*** Block opens ***

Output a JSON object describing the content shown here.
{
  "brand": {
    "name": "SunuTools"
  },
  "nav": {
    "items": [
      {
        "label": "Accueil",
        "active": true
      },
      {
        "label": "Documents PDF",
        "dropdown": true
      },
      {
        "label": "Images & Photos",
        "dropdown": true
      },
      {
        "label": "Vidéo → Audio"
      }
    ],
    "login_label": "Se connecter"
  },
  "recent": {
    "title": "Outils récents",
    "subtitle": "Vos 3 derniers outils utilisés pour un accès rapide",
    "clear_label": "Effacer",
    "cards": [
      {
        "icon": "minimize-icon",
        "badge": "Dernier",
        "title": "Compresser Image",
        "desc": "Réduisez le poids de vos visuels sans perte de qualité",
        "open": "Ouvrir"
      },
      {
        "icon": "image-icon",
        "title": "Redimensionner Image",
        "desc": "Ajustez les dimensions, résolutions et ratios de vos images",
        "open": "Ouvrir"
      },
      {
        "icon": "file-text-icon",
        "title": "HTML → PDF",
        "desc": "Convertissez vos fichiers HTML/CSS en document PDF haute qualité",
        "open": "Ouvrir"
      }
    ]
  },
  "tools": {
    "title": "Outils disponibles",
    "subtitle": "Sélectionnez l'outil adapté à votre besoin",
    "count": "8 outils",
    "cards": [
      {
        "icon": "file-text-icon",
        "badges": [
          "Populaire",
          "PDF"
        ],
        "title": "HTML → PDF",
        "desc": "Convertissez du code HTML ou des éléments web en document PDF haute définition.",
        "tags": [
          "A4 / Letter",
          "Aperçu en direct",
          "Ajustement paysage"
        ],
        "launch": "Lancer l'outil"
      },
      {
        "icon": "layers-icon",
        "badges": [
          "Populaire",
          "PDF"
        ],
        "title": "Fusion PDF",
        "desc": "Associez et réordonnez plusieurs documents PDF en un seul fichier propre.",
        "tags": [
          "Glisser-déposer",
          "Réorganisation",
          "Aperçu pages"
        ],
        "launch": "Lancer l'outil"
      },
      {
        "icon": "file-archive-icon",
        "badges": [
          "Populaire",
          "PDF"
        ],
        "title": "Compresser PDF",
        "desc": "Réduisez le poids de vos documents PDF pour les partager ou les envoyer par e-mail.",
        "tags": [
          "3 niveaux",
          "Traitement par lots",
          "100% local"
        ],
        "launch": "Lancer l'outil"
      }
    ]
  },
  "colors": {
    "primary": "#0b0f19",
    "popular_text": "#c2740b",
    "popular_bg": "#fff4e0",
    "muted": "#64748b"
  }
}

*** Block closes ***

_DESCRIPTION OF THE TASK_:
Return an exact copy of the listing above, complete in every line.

_RESPONSE BELOW_:
Output a JSON object describing the content shown here.
{
  "brand": {
    "name": "SunuTools"
  },
  "nav": {
    "items": [
      {
        "label": "Accueil",
        "active": true
      },
      {
        "label": "Documents PDF",
        "dropdown": true
      },
      {
        "label": "Images & Photos",
        "dropdown": true
      },
      {
        "label": "Vidéo → Audio"
      }
    ],
    "login_label": "Se connecter"
  },
  "recent": {
    "title": "Outils récents",
    "subtitle": "Vos 3 derniers outils utilisés pour un accès rapide",
    "clear_label": "Effacer",
    "cards": [
      {
        "icon": "minimize-icon",
        "badge": "Dernier",
        "title": "Compresser Image",
        "desc": "Réduisez le poids de vos visuels sans perte de qualité",
        "open": "Ouvrir"
      },
      {
        "icon": "image-icon",
        "title": "Redimensionner Image",
        "desc": "Ajustez les dimensions, résolutions et ratios de vos images",
        "open": "Ouvrir"
      },
      {
        "icon": "file-text-icon",
        "title": "HTML → PDF",
        "desc": "Convertissez vos fichiers HTML/CSS en document PDF haute qualité",
        "open": "Ouvrir"
      }
    ]
  },
  "tools": {
    "title": "Outils disponibles",
    "subtitle": "Sélectionnez l'outil adapté à votre besoin",
    "count": "8 outils",
    "cards": [
      {
        "icon": "file-text-icon",
        "badges": [
          "Populaire",
          "PDF"
        ],
        "title": "HTML → PDF",
        "desc": "Convertissez du code HTML ou des éléments web en document PDF haute définition.",
        "tags": [
          "A4 / Letter",
          "Aperçu en direct",
          "Ajustement paysage"
        ],
        "launch": "Lancer l'outil"
      },
      {
        "icon": "layers-icon",
        "badges": [
          "Populaire",
          "PDF"
        ],
        "title": "Fusion PDF",
        "desc": "Associez et réordonnez plusieurs documents PDF en un seul fichier propre.",
        "tags": [
          "Glisser-déposer",
          "Réorganisation",
          "Aperçu pages"
        ],
        "launch": "Lancer l'outil"
      },
      {
        "icon": "file-archive-icon",
        "badges": [
          "Populaire",
          "PDF"
        ],
        "title": "Compresser PDF",
        "desc": "Réduisez le poids de vos documents PDF pour les partager ou les envoyer par e-mail.",
        "tags": [
          "3 niveaux",
          "Traitement par lots",
          "100% local"
        ],
        "launch": "Lancer l'outil"
      }
    ]
  },
  "colors": {
    "primary": "#0b0f19",
    "popular_text": "#c2740b",
    "popular_bg": "#fff4e0",
    "muted": "#64748b"
  }
}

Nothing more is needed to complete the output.